He knew. He’d known the entire time what I was doing, and it was all pointless. Tabbris couldn’t recall to me, she couldn’t help me. Nobody could help me. We had plans and defenses, of course. But they all revolved around how to stop Fossor from taking me once he tried. But I was already here. He’d completely bypassed everything by–by skipping me ahead weeks ahead of schedule. There was nothing that any of our training or plans could do about me already being here. We weren’t ready for that. We weren’t ready. I wasn’t ready. I didn’t… I… I was afraid. I was more afraid in that moment than I’d ever been. I was here, I was alone with the worst monster I’d ever met, I didn’t know what to do.
I didn’t know what to do.
Seeing the expression on my face, Fossor gestured. “Now, let’s not dwell on the bad things. After all, this is your chance to see your mother. Wouldn’t you like that?”
“What I’d like,” I snarled at him, “is to see you turn inside out and fall apart.” Yes, I wanted to see my mother. Of course I wanted to see her. I was desperate to see her, to touch her, to really talk to her. But him taking me to her right now was just… it was him ruining that, marring it and putting his own twisted stink all over it. Just like he did to everything he touched. Seeing her now wasn’t going to be the reunion we wanted. It was going to be him gloating about taking both of us.
And maybe part of me didn’t want my mom to know that in the end, I had failed. Fossor took me just like he said he would, and there was nothing I could do about it. I was exhausted, I was alone, I was out of ideas. One of the biggest chances I’d had, Fossor’s dead sister, hadn’t panned out because she still hadn’t shown up again. Was that my fault? Was I just that bad at being a necromancer? I had Manakel’s powers, so I should have been able to summon her. I didn’t practice enough. I didn’t work enough. I didn’t try enough. I fucked up and now I was here.

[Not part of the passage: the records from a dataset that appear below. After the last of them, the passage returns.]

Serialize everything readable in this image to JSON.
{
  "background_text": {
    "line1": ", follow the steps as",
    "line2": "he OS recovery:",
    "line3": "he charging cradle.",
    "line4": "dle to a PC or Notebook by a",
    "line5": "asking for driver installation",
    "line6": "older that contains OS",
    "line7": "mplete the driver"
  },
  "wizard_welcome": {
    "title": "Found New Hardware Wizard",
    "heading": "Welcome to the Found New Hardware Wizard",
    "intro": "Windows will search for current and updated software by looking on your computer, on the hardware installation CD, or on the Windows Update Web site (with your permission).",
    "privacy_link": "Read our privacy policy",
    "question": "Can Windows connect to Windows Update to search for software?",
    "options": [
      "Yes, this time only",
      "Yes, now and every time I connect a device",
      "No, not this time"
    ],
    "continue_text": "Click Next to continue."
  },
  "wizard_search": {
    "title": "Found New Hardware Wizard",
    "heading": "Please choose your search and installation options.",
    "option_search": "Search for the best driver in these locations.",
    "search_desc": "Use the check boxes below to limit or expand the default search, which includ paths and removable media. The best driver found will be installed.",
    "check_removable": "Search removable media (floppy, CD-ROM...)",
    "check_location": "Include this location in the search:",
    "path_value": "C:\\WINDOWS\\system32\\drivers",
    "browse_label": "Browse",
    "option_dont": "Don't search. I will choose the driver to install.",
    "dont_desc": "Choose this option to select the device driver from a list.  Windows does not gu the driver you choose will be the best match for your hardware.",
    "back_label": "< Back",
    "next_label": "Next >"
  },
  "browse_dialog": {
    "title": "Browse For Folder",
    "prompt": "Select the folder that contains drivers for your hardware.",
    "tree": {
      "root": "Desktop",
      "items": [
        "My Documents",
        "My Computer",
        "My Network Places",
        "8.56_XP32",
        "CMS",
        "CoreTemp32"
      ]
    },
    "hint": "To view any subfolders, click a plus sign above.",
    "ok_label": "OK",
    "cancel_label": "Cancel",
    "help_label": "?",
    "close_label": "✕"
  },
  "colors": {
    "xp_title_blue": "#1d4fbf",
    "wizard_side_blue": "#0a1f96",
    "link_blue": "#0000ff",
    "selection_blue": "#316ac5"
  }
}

What was I going to do about that? Fossor won. He pulled me away just like he’d said he would, had taken me from every bit of support I had. And now he’d proven he could hurt me if he wanted to. Mom’s oath didn’t protect me anymore. Next to Fossor and the power he could wield, I really was a child throwing a tantrum. That was the fact of it. That was the cold truth. So what was I going to do?
I didn’t know. I had no idea. I had… nothing.
“Take me to my mom,” I finally managed, swallowing hard after forcing the words out.
Like a gracious host, Fossor turned and gestured to the door. One of his ghosts appeared to pull it open. “Come, my dear,” the vile necromancer piece of shit urged. “I promise, in time, you will come to accept these new circumstances. You, your mother, and I, are going to be one big happy family. Maybe not right away. But now that you’re here, we have time to work all that out.
“And I am nothing if not patient.”
Flick tries to fight Fossor but can’t harm him, considering his own power and her exhaustion. He tests that he can physically hurt her now with a tiny cut to her finger, and explains how he manipulated the situation with Kwur to end with the destruction of the Gehenna outpost and her brought into the future straight to her eighteenth birthday. He also explains that the specific time-travel spell he used erased Tabbris’s recall connection to her, leaving the Seosten girl unable to come to her aid until she physically possesses her again. Left with no allies or choice, Flick agrees to have Fossor escort her to see her mother.